2. Jeff Bewkes
Michael Loccisano/Getty Images

Chairman and CEO of Time Warner

From the Time Warner Center in Midtown Manhattan, Bewkes oversees Hollywood's most profitable studio, Warner Bros., which has scored with the Harry Potter juggernaut; cable networks including HBO, CNN, TNT and TBS; and increasingly digital magazines including Time, People and Sports Illustrated. Bewkes led Time Warner to $5.4 billion in operating profit last year, exceeded only by West Coast-based Disney.

"The media business, and the TV business in particular, has thrived," but more needs to be done, says Jeffrey Bewkes, arguing that Hollywood is "at a fork in the road" when it comes to the digital transformation.

NEW YORK - "The media business, and the TV business in particular, has thrived" in recent years despite concerns about digital challenges, Time Warner chairman and CEO Jeffrey Bewkes told an investor conference on Tuesday.

But he urged his peers to make more content available on new platforms in authentication deals with pay TV operators to take full advantage and urged those distributors to focus on better user interfaces and easy authentication processes. At one stage, he even pushed the investment community to push distributors.

Bewkes also touted the UltraViolet initiative, which has seen Lionsgate, Paramount, Sony Pictures, Fox, Universal and Warner Bros. join to make cloud-based digital copies of movies available, as key to enabling consumers to buy, instead of rent, films, which he said more people would do as long as it was easy and convenient enough.

"We are at a fork in the road, and it needs effective execution," Bewkes said, arguing that digital content availability is still running behind consumer demand. "We have to move much faster." Progress on this front will keep industry executives as happy as he said he is today, the CEO argued.

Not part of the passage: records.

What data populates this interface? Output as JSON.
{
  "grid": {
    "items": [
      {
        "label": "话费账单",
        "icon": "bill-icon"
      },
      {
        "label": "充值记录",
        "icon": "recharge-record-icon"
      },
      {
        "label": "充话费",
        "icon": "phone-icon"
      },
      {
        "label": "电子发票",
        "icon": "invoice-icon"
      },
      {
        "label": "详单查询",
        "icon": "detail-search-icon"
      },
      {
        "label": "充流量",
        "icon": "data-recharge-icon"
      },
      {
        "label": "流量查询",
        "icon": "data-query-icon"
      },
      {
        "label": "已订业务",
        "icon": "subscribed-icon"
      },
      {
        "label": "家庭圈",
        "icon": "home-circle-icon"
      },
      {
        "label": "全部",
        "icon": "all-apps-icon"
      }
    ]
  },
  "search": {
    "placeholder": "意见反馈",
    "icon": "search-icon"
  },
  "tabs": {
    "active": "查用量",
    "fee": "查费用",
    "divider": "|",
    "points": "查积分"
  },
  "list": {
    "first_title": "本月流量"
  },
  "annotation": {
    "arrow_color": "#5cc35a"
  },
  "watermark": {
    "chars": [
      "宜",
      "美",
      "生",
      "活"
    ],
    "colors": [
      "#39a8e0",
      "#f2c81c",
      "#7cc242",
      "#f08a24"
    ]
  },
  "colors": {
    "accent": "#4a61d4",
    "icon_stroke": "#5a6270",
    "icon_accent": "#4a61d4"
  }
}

Speaking at the 20th annual Deutsche Bank Media & Telecom Conference in Palm Beach, Fla. in a session that was webcast, Bewkes said that it has become clear that subscription VOD providers like Netflix are "adding value to the TV business, not subtracting value" as content owners have become more thoughtful about their licensing decisions. There was concern in the past that SVOD would subsume the TV business, he added, but "you know it has been the other way around."

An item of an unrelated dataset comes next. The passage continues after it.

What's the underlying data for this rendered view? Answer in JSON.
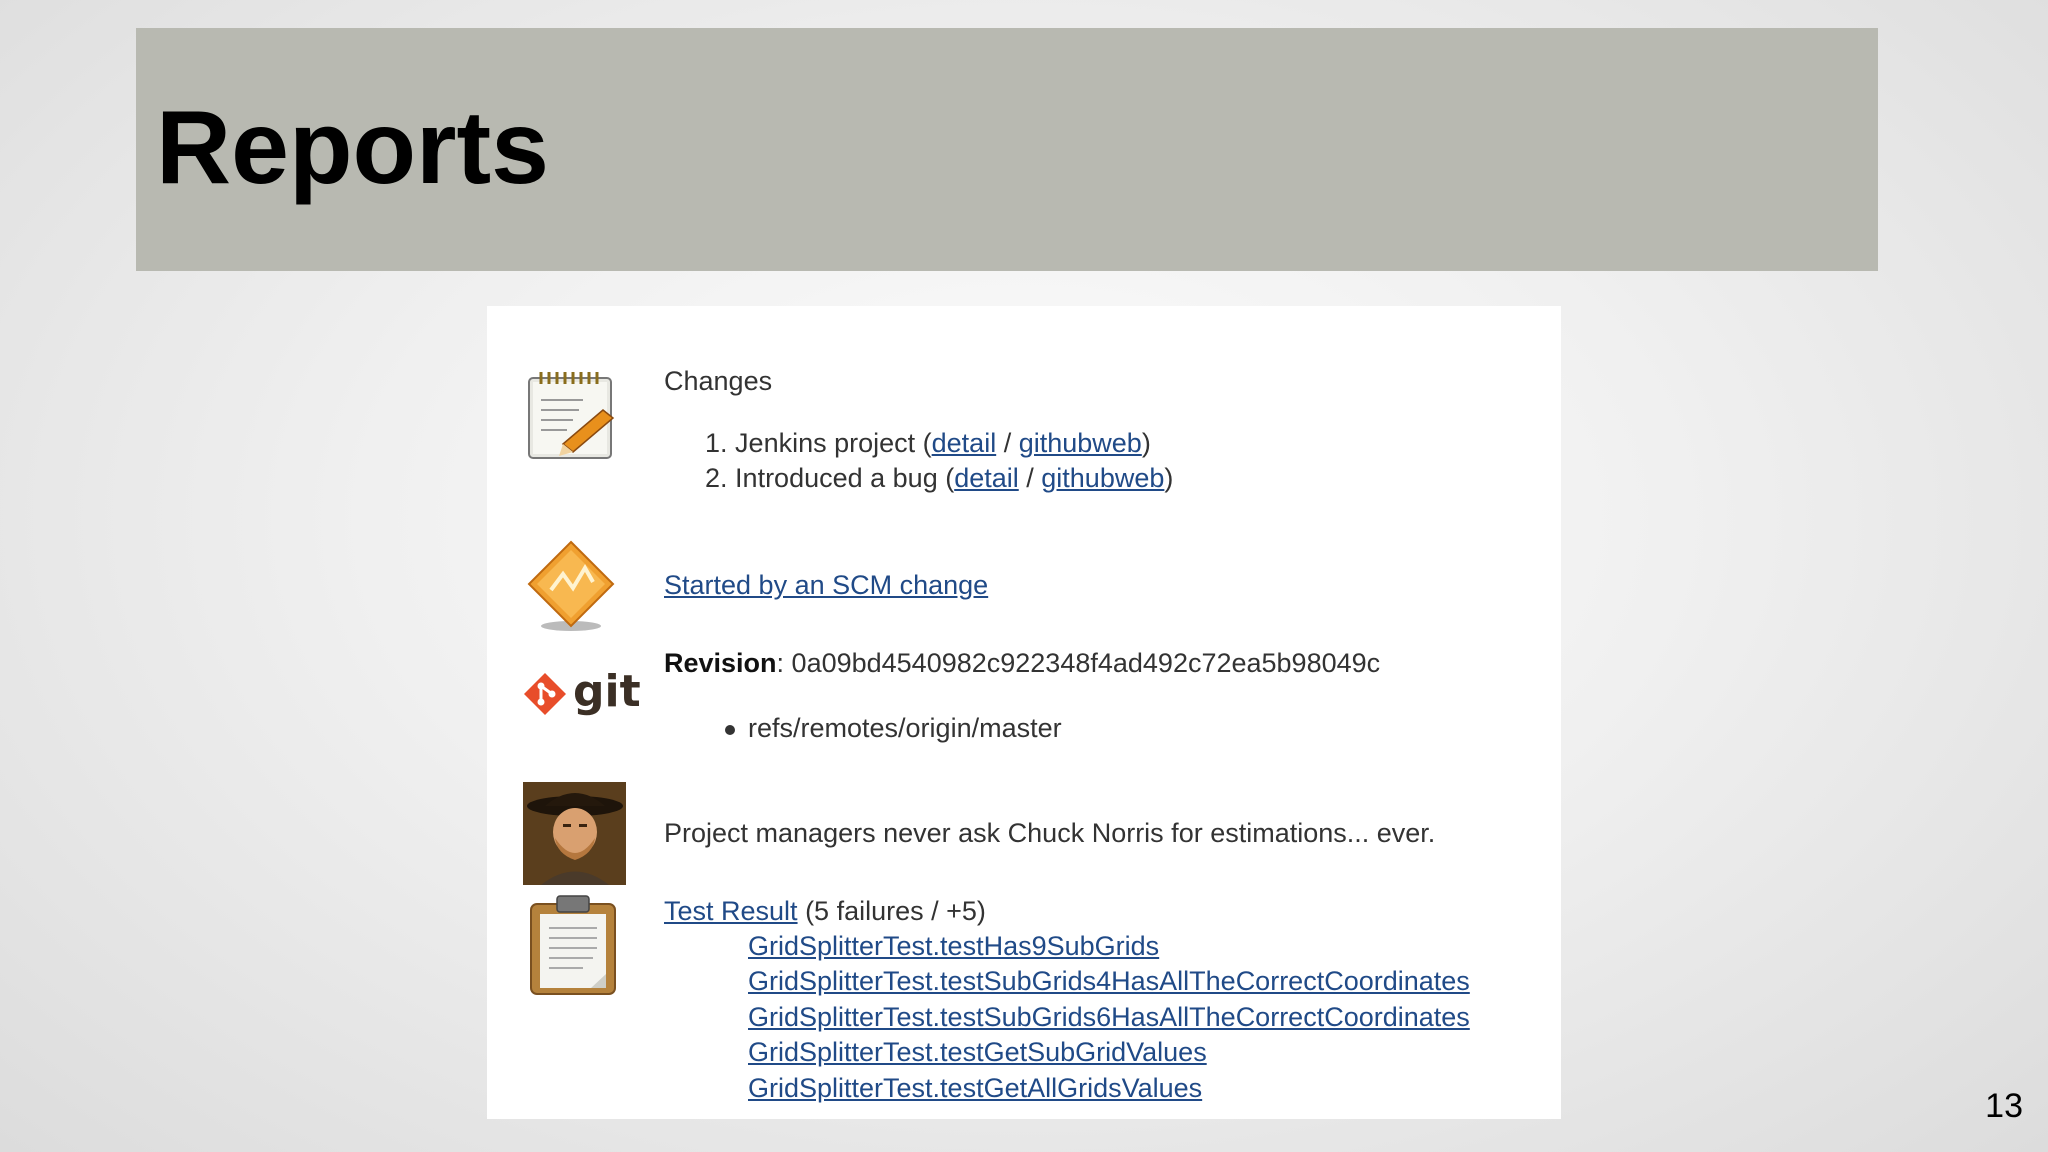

With TV nowadays being more cinematic and having higher production values along with bigger directors and actors, Bewkes said "this is the second golden age of TV," arguing that it is "better even probably than the first."

But Bewkes urged his peers that this is not the time to rest on one's laurels. How can the industry take further  advantage of the opportunity and give consumers more of what they want? "By far the most powerful way to do that is what we call Content Everywhere," or TV Everywhere, Bewkes said in arguing that all major TV networks should be available in authenticated form. "We do risk letting others take this opportunity" if the industry doesn't follow through with determination, he added.

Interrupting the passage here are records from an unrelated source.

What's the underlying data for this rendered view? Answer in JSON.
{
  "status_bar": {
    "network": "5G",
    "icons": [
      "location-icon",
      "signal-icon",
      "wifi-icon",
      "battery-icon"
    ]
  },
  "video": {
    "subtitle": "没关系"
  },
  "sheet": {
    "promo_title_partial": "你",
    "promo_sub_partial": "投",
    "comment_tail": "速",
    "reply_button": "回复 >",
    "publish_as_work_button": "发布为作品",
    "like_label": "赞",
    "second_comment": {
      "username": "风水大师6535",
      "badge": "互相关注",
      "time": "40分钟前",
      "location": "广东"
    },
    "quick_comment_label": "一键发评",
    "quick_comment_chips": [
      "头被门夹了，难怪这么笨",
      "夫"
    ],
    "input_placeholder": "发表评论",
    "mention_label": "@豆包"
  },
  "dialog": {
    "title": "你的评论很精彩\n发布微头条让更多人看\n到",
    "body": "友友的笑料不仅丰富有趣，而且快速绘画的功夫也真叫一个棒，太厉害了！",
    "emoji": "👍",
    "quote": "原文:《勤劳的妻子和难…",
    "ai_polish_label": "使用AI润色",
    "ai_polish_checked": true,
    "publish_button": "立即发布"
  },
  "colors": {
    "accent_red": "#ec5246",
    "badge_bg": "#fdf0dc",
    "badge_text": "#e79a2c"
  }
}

Effective user interfaces, more content and more easily understood offers from TV distributors are all key, Bewkes said.

The strength and growth of the TV business, which he said has only gotten stronger, positions the whole industry, but particularly his entertainment conglomerate for more growth ahead, he argued. "Time Warner is basically a TV company" with over 80 percent of its profits from TV networks and its TV studio, Bewkes highlighted. Among the TV growth drivers are an increase in global TV subs by more than a third over the past four years, growing advertising revenue and higher TV syndication prices. Plus, in 2014, affiliate fee growth, which analysts have said has fallen behind peers, will pick up and could outperform, Bewkes said.

Overall, "the industry is more than okay," Bewkes said. It has prospered over the last few years and in key areas is healthier than ever.

Email: Georg.Szalai@thr.com

Twitter: @georgszalai